Landlord News,Property News

Research reveals two thirds of rental homes are not energy efficient

Em Morley - March 28, 2022

Only a third of rental properties have an Energy Performance Certificate (EPC) rating of C or above, research from specialist property lending experts Octane Capital shows.

An EPC measures a property’s energy efficiency, with those in the higher bands of A to C benefiting from lower energy bills.

The Government has set a target within the private rental sector (PRS) for properties to have a minimum EPC rating of C or above by 2028.

Part of this includes the Minimum Energy Performance of Buildings (No. 2) Bill, which recently reached its second reading in the House of Commons and aims to legally increase the minimum level of energy efficiency to a C.

Octane Capital points out that while this is good news for future tenants, just 33% of current properties in the PRS across England and Wales currently boast an EPC rating of C or above.

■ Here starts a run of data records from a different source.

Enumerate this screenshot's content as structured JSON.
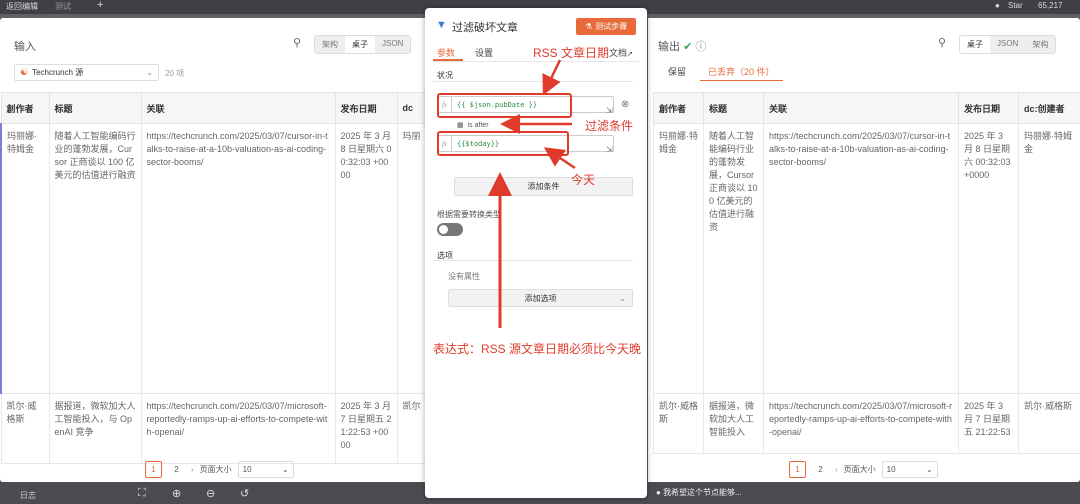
{
  "topbar": {
    "back_label": "返回编辑",
    "tab_label": "测试",
    "star_label": "Star",
    "star_count": "65,217"
  },
  "input_panel": {
    "title": "输入",
    "view_modes": [
      "架构",
      "桌子",
      "JSON"
    ],
    "source": "Techcrunch 源",
    "count": "20 项",
    "columns": [
      "創作者",
      "标题",
      "关联",
      "发布日期",
      "dc"
    ],
    "rows": [
      {
        "creator": "玛丽娜·特姆金",
        "title": "随着人工智能编码行业的蓬勃发展，Cursor 正商谈以 100 亿美元的估值进行融资",
        "link": "https://techcrunch.com/2025/03/07/cursor-in-talks-to-raise-at-a-10b-valuation-as-ai-coding-sector-booms/",
        "date": "2025 年 3 月 8 日星期六 00:32:03 +0000",
        "dc": "玛丽"
      },
      {
        "creator": "凯尔·威格斯",
        "title": "据报道，微软加大人工智能投入，与 OpenAI 竞争",
        "link": "https://techcrunch.com/2025/03/07/microsoft-reportedly-ramps-up-ai-efforts-to-compete-with-openai/",
        "date": "2025 年 3 月 7 日星期五 21:22:53 +0000",
        "dc": "凯尔"
      }
    ],
    "pages": [
      "1",
      "2"
    ],
    "page_size_label": "页面大小",
    "page_size": "10"
  },
  "node_panel": {
    "title": "过滤破坏文章",
    "test_button": "测试步骤",
    "tabs": [
      "参数",
      "设置"
    ],
    "docs": "文档",
    "conditions_label": "状况",
    "left_value": "{{ $json.pubDate }}",
    "operator": "is after",
    "right_value": "{{$today}}",
    "add_condition": "添加条件",
    "convert_label": "根据需要转换类型",
    "options_label": "选项",
    "no_props": "没有属性",
    "add_option": "添加选项"
  },
  "output_panel": {
    "title": "输出",
    "view_modes": [
      "桌子",
      "JSON",
      "架构"
    ],
    "tabs": [
      "保留",
      "已丢弃（20 件）"
    ],
    "columns": [
      "創作者",
      "标题",
      "关联",
      "发布日期",
      "dc:创建者"
    ],
    "rows": [
      {
        "creator": "玛丽娜·特姆金",
        "title": "随着人工智能编码行业的蓬勃发展，Cursor 正商谈以 100 亿美元的估值进行融资",
        "link": "https://techcrunch.com/2025/03/07/cursor-in-talks-to-raise-at-a-10b-valuation-as-ai-coding-sector-booms/",
        "date": "2025 年 3 月 8 日星期六 00:32:03 +0000",
        "dc": "玛丽娜·特姆金"
      },
      {
        "creator": "凯尔·威格斯",
        "title": "据报道，微软加大人工智能投入",
        "link": "https://techcrunch.com/2025/03/07/microsoft-reportedly-ramps-up-ai-efforts-to-compete-with-openai/",
        "date": "2025 年 3 月 7 日星期五 21:22:53",
        "dc": "凯尔·威格斯"
      }
    ],
    "pages": [
      "1",
      "2"
    ],
    "page_size_label": "页面大小",
    "page_size": "10"
  },
  "annotations": {
    "rss_date": "RSS 文章日期",
    "filter_cond": "过滤条件",
    "today": "今天",
    "expression": "表达式：RSS 源文章日期必须比今天晚"
  },
  "bottombar": {
    "hint": "我希望这个节点能够...",
    "logs": "日志"
  },
  "colors": {
    "accent": "#e8693a",
    "annotation": "#e03b2a",
    "expr_green": "#2b8a3e"
  }
}
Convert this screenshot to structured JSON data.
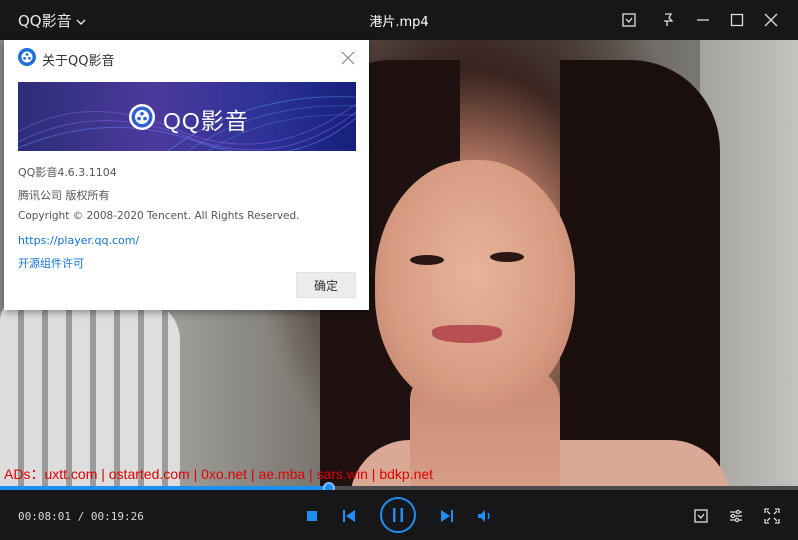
{
  "titlebar": {
    "app_menu_label": "QQ影音",
    "file_title": "港片.mp4"
  },
  "about_dialog": {
    "title": "关于QQ影音",
    "banner_text": "QQ影音",
    "version": "QQ影音4.6.3.1104",
    "rights": "腾讯公司 版权所有",
    "copyright": "Copyright © 2008-2020  Tencent. All Rights  Reserved.",
    "website_link": "https://player.qq.com/",
    "opensource_link": "开源组件许可",
    "ok_label": "确定"
  },
  "overlay": {
    "ads_text": "ADs：uxtt.com | ostarted.com | 0xo.net | ae.mba | sars.win | bdkp.net"
  },
  "playback": {
    "current_time": "00:08:01",
    "total_time": "00:19:26",
    "time_display": "00:08:01 / 00:19:26",
    "progress_fraction": 0.412
  },
  "colors": {
    "accent": "#1f8ef1",
    "titlebar_bg": "#17171a",
    "ads_red": "#e00000",
    "link_blue": "#1273d6"
  },
  "icons": {
    "titlebar": [
      "chevron-down-icon",
      "screenshot-icon",
      "pin-icon",
      "minimize-icon",
      "maximize-icon",
      "close-icon"
    ],
    "controls": [
      "stop-icon",
      "previous-icon",
      "pause-icon",
      "next-icon",
      "volume-icon",
      "screenshot-icon",
      "settings-icon",
      "fullscreen-icon"
    ]
  }
}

That’s just 1.6 million homes out of a total of 5 million. It’s also estimated that the cost of bringing these rental homes up to a C rating sits at a minimum of £7,646 per property, with the total cost of improving PRS energy efficiency hitting £25.7bn.

Jonathan Samuels, CEO of Octane Capital, comments: “It’s currently a legal requirement that rental properties have both an EPC and a minimum rating of E. However, the Government’s new aim is to increase this to a C rating by 2028 and around two thirds of current PRS stock sits below this threshold.

“This means that many tenants will already be paying considerably higher energy bills than they would in a more energy efficient home and this cost is set to climb significantly higher this year.

“While the Government has committed to ensuring new rental homes meet a minimum standard, it’s fair to say they shoulder some of the blame where existing rental properties are concerned. The cost to improve a property’s rating to a C is substantial and many landlords simply don’t have the financial resources to do so, having seen the profitability of their portfolio dwindle thanks to legislative changes to tax relief and an increase in Stamp Duty when purchasing a buy-to-let home.

“It’s yet another example of how the Government’s campaign against landlords has been inadvertently detrimental to tenants and why we should be encouraging buy-to-let investment in order to raise standards across the sector.”